â€œGleeâ€? photos create stir NEW YORK (AP) â€” Youâ€™re a couple of great-looking, talented young actresses on the hottest show on TV. Youâ€™re adults. So why NOT pose for some seriously saucy photos in GQ, a magazine for adult men? Well, it gets a little thorny when the show is â€œGlee,â€? beloved by 8and 9-year-olds, and when youâ€™re posing as a high-school girl in nothing but skimpy panties, spreading your legs sky-wide on a locker room bench. Or suggestively licking a lolly as you lean â€” in the same skimpy panties â€” on a highschool locker. Did the stars of â€œGleeâ€? go too far? Thatâ€™s what critics and fans of the show have been debating as the photo spread in GQâ€™s November issue, featuring Lea Michele (the ambitious Rachel) and Dianna Agron (Quinn, the once-pregnant cheerleader), started circulating this week. Oh yes, male co-star Cory Monteith (the quarterback Finn) is in there, too â€” but he remains clothed (in fact, heâ€™s practically bundled up). â€œI just wasnâ€™t impressed at all,â€? said a disapproving Emily Martin of Ontario, Canada, a self-professed â€œhuge Glee fan.â€? â€œI guess I just donâ€™t understand why they chose to even pose for these photos in the first place,â€? Martin, 30 and the mother of two young children, wrote in an e-mail
November 4, 2010
message. â€œI donâ€™t get what they hope to gain by putting themselves out there like that. Maybe just to assert the actors as older individuals, not the actual teens they play on the show? I just donâ€™t understand.â€? Her feelings were echoed by commentators as prominent as CBS anchor Katie Couric. â€œIâ€™m a Gleek,â€? Couric said in her online video â€œNotebook,â€? describing how she and her 14year-old daughter enjoy watching the show together. But she decried the photos, particularly Micheleâ€™s
spread-eagle one, as â€œraunchyâ€? and â€œun-Glee-like,â€? and concluded: â€œIâ€™m disappointed.â€? â€œUtterly tone-deaf,â€? chimed in Salon.com. â€œAn explosion of cliched fetishism not seen outside the cheap Halloween costume aisles,â€? wrote EW.com. Not surprisingly, though, the harshest commentary came from the Parents Television Council. â€œIt borders on pedophilia,â€? said Tim Winter, president of the council.

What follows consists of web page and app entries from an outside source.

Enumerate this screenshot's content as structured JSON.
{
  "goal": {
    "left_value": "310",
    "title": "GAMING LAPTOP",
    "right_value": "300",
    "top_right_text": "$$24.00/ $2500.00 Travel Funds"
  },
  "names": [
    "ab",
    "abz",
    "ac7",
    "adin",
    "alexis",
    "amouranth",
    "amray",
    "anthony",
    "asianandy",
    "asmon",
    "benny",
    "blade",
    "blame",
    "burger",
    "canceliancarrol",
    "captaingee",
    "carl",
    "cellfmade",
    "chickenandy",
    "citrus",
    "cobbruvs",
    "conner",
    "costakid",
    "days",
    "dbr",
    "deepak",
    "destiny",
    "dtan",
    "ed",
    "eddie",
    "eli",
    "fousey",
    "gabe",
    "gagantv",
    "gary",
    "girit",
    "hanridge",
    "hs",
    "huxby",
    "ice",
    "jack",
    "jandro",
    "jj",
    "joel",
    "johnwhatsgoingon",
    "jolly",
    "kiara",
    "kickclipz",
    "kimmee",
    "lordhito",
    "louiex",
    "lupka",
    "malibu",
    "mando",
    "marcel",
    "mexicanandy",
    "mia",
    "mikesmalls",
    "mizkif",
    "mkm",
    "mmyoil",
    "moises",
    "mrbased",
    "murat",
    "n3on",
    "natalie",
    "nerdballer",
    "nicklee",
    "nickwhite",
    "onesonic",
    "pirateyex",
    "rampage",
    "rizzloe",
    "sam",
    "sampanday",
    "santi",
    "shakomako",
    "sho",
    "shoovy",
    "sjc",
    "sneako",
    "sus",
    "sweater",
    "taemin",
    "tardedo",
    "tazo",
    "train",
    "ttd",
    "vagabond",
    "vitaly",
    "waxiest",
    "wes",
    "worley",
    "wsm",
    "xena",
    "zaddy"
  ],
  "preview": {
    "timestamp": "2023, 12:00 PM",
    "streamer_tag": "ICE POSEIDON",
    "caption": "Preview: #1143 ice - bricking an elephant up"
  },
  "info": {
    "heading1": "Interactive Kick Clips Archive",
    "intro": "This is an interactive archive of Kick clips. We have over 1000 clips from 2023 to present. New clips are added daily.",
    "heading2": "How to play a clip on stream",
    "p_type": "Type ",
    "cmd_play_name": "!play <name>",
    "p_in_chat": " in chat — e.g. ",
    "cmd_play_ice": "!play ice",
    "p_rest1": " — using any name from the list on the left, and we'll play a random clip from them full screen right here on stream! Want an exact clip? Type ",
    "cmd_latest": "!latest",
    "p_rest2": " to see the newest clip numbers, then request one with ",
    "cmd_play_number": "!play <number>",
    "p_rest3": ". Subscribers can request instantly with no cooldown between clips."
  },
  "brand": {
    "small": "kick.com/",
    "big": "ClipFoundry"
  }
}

He called the spread a â€œnearpornographic displayâ€? â€” especially the â€œfull-frontal crotch shot.â€?